§ **EXERCISE DESCRIPTION**
In the entries below, find each line bearing the string "ProctorExam" and copy it.

:::::

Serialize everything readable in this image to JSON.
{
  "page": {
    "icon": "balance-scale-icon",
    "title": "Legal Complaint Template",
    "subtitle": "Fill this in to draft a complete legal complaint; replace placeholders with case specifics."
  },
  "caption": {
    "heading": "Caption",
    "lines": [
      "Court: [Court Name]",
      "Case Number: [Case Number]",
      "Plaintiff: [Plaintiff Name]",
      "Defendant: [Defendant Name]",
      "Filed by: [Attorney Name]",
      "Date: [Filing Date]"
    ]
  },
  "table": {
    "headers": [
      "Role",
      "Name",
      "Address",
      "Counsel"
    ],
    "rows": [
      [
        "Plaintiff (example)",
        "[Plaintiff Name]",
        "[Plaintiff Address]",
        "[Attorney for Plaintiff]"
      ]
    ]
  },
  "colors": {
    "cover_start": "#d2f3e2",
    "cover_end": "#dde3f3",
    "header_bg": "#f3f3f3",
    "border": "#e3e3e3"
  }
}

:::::

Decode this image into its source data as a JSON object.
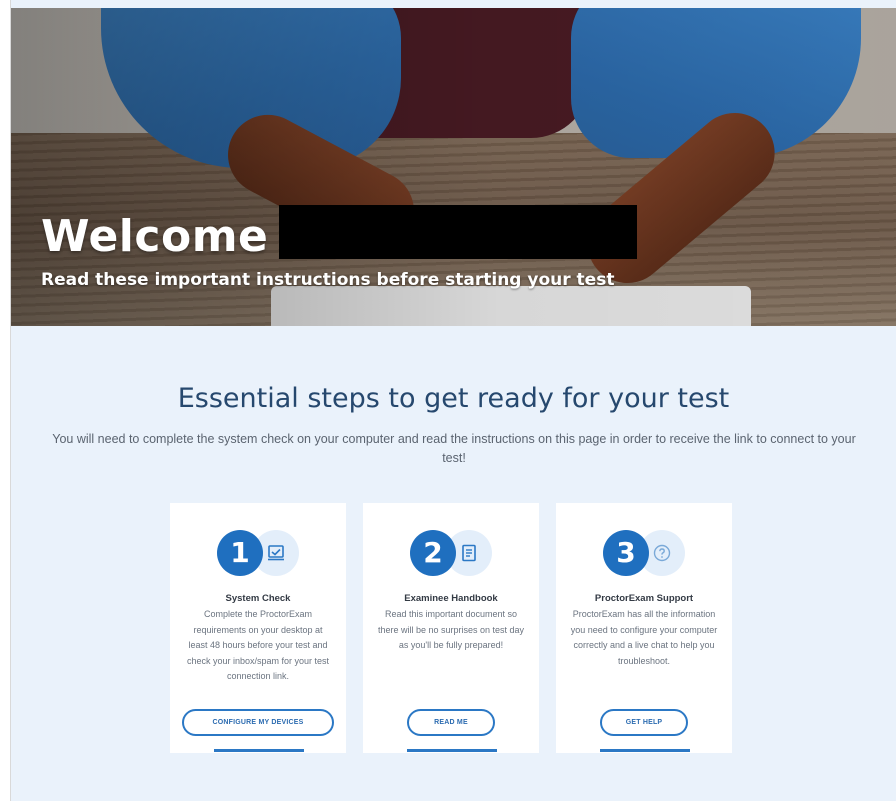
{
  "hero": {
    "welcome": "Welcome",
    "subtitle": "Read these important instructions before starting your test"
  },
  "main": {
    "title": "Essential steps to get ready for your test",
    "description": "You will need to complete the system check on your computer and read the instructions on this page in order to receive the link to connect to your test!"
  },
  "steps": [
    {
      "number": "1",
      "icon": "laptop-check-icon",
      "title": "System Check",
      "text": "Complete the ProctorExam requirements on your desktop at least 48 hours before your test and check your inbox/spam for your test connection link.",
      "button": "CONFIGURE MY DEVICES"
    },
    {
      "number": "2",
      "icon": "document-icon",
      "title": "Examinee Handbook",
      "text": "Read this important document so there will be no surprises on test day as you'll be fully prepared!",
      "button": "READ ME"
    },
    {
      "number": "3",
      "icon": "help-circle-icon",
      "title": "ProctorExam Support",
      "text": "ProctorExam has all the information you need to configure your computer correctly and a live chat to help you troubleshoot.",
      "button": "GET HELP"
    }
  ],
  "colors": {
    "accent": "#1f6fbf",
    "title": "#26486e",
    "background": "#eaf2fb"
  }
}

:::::

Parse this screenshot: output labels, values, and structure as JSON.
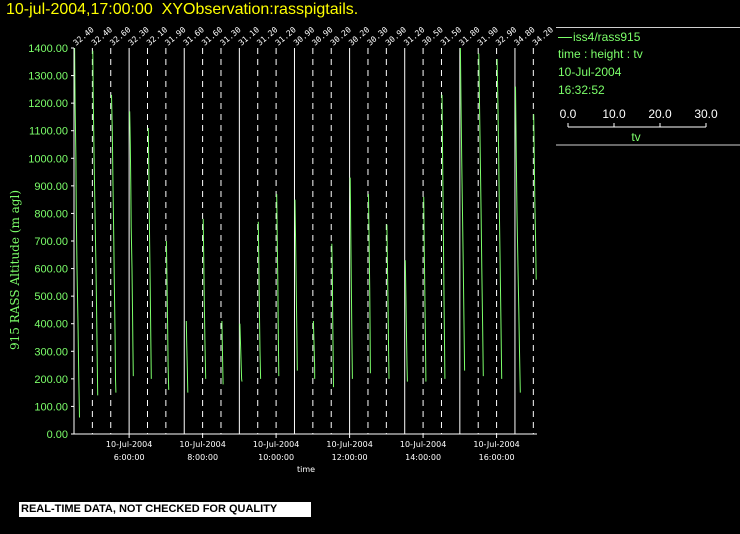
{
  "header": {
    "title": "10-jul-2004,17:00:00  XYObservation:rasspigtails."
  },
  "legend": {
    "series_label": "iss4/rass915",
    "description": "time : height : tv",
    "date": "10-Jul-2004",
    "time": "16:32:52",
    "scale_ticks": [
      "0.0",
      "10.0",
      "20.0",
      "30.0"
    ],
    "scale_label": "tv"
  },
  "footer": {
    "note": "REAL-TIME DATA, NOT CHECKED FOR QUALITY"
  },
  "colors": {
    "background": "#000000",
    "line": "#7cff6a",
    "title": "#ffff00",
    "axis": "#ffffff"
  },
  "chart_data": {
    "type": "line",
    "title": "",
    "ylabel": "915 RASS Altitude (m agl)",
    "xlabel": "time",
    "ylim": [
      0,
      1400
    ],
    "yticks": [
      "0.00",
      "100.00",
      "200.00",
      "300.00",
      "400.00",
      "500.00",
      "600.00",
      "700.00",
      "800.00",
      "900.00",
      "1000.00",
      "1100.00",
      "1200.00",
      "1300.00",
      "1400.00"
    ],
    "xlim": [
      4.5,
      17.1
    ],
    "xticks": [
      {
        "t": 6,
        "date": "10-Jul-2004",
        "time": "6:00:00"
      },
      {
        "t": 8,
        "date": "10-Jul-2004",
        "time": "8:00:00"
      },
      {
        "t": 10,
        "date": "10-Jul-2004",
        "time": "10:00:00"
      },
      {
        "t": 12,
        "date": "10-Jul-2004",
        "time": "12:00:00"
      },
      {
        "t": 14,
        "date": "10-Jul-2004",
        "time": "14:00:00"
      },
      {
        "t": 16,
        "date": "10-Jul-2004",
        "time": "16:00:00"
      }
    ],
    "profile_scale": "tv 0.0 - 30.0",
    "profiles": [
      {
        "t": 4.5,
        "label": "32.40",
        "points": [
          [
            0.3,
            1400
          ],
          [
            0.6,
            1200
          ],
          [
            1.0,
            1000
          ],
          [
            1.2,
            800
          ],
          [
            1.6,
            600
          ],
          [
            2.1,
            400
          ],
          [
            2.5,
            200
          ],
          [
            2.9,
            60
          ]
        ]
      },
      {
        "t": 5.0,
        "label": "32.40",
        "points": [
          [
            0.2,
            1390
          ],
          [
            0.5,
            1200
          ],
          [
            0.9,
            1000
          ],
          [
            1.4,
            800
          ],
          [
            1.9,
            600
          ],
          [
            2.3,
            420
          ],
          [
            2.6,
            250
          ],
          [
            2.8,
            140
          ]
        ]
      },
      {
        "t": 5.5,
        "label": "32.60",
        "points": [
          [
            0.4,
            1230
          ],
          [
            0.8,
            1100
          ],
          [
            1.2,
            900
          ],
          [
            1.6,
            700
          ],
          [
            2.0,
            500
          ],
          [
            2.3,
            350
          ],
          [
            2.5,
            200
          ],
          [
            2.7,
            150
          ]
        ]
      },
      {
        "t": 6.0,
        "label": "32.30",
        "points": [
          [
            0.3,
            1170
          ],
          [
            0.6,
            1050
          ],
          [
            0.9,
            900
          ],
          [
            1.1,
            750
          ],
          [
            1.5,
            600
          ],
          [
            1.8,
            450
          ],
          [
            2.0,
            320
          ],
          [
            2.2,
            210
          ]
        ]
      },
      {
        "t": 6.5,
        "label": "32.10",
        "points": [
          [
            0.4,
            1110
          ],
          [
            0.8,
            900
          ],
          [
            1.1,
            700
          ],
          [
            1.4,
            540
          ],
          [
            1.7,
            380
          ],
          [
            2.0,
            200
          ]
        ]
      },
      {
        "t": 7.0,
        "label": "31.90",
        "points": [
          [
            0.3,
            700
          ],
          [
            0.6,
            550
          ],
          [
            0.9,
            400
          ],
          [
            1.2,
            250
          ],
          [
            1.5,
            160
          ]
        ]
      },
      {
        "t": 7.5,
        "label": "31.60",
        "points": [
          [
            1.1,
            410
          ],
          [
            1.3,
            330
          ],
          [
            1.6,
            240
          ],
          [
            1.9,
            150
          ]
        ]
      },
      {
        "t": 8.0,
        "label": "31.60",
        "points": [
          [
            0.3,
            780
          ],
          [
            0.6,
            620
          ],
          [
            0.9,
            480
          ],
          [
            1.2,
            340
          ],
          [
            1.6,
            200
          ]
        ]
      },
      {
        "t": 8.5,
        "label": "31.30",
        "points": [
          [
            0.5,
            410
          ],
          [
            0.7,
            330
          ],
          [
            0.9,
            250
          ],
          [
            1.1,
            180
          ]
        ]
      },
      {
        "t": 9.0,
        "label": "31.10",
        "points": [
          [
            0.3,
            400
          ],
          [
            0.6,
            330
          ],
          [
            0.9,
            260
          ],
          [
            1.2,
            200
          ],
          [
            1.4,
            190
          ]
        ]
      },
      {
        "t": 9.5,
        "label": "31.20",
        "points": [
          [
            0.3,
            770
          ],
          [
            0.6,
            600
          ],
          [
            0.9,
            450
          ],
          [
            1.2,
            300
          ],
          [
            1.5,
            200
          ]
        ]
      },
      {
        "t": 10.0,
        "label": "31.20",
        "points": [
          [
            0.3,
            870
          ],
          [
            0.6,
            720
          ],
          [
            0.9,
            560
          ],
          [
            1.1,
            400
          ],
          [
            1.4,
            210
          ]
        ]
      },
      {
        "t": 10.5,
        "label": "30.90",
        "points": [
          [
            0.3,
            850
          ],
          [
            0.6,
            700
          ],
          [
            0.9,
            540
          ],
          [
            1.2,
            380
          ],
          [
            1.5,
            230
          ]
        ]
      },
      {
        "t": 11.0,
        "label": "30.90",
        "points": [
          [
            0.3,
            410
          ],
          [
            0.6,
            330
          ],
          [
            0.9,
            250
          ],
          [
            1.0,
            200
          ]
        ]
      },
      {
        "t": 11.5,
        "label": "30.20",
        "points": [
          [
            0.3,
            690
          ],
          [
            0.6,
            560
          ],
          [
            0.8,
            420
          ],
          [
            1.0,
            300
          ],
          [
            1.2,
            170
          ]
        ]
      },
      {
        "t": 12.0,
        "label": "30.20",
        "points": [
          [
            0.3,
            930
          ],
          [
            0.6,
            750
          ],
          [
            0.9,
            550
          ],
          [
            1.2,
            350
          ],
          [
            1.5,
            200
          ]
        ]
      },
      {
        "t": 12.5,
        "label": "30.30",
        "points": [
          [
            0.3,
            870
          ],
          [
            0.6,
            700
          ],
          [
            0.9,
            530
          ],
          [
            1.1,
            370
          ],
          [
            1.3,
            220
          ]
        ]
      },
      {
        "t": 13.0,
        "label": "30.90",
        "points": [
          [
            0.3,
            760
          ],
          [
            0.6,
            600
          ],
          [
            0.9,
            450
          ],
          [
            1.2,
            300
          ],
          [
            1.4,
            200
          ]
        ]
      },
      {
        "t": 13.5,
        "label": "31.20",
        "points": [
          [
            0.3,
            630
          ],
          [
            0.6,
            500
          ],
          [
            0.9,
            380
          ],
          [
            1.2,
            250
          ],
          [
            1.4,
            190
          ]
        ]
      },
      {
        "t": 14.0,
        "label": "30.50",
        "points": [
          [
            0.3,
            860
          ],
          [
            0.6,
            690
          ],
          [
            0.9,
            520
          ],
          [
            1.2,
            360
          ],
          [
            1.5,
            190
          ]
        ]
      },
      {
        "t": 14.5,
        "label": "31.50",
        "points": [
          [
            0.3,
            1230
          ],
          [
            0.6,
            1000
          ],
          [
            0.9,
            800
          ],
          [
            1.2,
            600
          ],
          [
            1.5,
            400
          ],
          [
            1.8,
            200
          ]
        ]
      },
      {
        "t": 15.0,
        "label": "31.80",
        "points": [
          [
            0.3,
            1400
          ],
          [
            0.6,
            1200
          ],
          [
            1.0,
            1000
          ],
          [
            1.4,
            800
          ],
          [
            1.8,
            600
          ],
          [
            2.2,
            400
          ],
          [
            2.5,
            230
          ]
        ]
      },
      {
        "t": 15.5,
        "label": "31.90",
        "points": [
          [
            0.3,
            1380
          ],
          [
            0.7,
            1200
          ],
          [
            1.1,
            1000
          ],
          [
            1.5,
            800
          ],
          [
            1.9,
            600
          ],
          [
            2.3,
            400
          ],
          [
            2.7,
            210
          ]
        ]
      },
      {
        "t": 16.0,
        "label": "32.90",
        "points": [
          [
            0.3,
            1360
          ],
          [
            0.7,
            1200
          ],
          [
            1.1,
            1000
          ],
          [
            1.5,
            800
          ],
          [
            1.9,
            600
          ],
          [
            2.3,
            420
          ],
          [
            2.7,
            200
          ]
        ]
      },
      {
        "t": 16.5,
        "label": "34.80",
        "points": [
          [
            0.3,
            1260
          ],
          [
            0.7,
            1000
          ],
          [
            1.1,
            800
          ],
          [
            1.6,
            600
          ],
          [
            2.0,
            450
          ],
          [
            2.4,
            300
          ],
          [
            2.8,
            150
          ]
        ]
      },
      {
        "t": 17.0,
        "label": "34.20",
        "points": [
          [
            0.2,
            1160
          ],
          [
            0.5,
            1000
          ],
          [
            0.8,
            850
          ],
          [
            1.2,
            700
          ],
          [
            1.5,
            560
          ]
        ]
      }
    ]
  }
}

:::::

§ **EXPECTED ANSWER**
      "text": "Complete the ProctorExam requirements on your desktop at least 48 hours before your test and check your inbox/spam for your test connection link.",
      "title": "ProctorExam Support",
      "text": "ProctorExam has all the information you need to configure your computer correctly and a live chat to help you troubleshoot.",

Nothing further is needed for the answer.